What you will do: Print all the records below exactly as they stand, but leave out the pictures.
== Segment start ==
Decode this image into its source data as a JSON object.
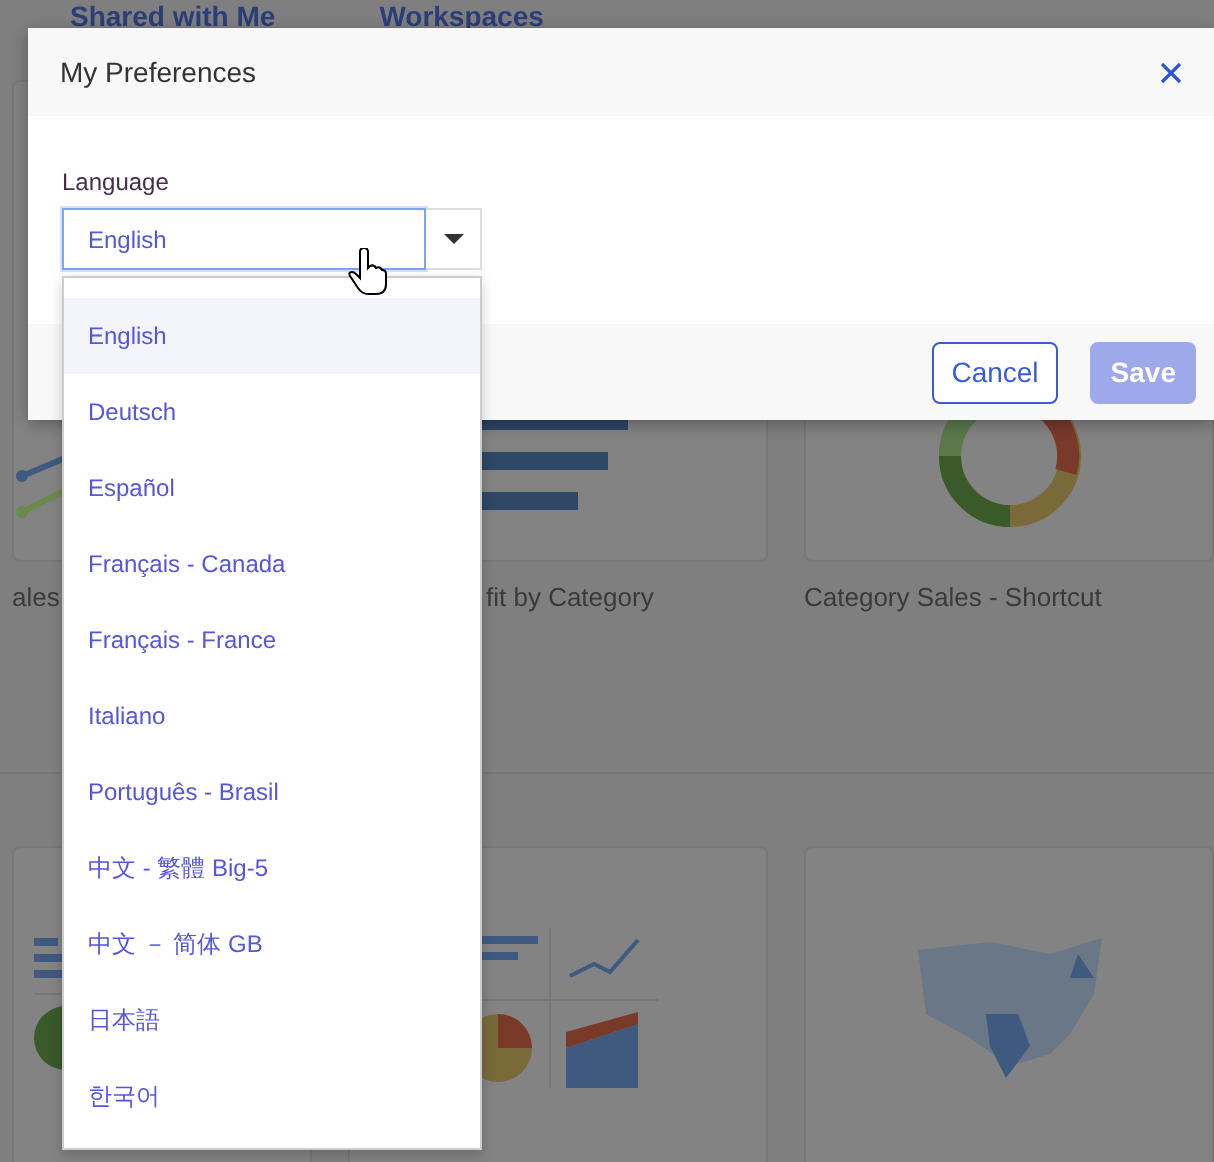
{
  "background": {
    "tabs": [
      "Shared with Me",
      "Workspaces"
    ],
    "cards": [
      {
        "kind": "line",
        "label": "ales"
      },
      {
        "kind": "bar",
        "label": "fit by Category"
      },
      {
        "kind": "donut",
        "label": "Category Sales - Shortcut"
      },
      {
        "kind": "combo"
      },
      {
        "kind": "multi"
      },
      {
        "kind": "map"
      }
    ]
  },
  "dialog": {
    "title": "My Preferences",
    "field": {
      "label": "Language",
      "value": "English",
      "expanded": true
    },
    "options": [
      {
        "label": "English",
        "selected": true
      },
      {
        "label": "Deutsch",
        "selected": false
      },
      {
        "label": "Español",
        "selected": false
      },
      {
        "label": "Français - Canada",
        "selected": false
      },
      {
        "label": "Français - France",
        "selected": false
      },
      {
        "label": "Italiano",
        "selected": false
      },
      {
        "label": "Português - Brasil",
        "selected": false
      },
      {
        "label": "中文 - 繁體 Big-5",
        "selected": false
      },
      {
        "label": "中文 －  简体 GB",
        "selected": false
      },
      {
        "label": "日本語",
        "selected": false
      },
      {
        "label": "한국어",
        "selected": false
      }
    ],
    "buttons": [
      {
        "label": "Cancel",
        "disabled": false
      },
      {
        "label": "Save",
        "disabled": true
      }
    ]
  }
}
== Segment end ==
Result of this exercise:
Decode this image into its source data as a JSON object.
{
  "background": {
    "tabs": [
      "Shared with Me",
      "Workspaces"
    ],
    "cards": [
      {
        "kind": "line",
        "label": "ales"
      },
      {
        "kind": "bar",
        "label": "fit by Category"
      },
      {
        "kind": "donut",
        "label": "Category Sales - Shortcut"
      },
      {
        "kind": "combo"
      },
      {
        "kind": "multi"
      },
      {
        "kind": "map"
      }
    ]
  },
  "dialog": {
    "title": "My Preferences",
    "field": {
      "label": "Language",
      "value": "English",
      "expanded": true
    },
    "options": [
      {
        "label": "English",
        "selected": true
      },
      {
        "label": "Deutsch",
        "selected": false
      },
      {
        "label": "Español",
        "selected": false
      },
      {
        "label": "Français - Canada",
        "selected": false
      },
      {
        "label": "Français - France",
        "selected": false
      },
      {
        "label": "Italiano",
        "selected": false
      },
      {
        "label": "Português - Brasil",
        "selected": false
      },
      {
        "label": "中文 - 繁體 Big-5",
        "selected": false
      },
      {
        "label": "中文 －  简体 GB",
        "selected": false
      },
      {
        "label": "日本語",
        "selected": false
      },
      {
        "label": "한국어",
        "selected": false
      }
    ],
    "buttons": [
      {
        "label": "Cancel",
        "disabled": false
      },
      {
        "label": "Save",
        "disabled": true
      }
    ]
  }
}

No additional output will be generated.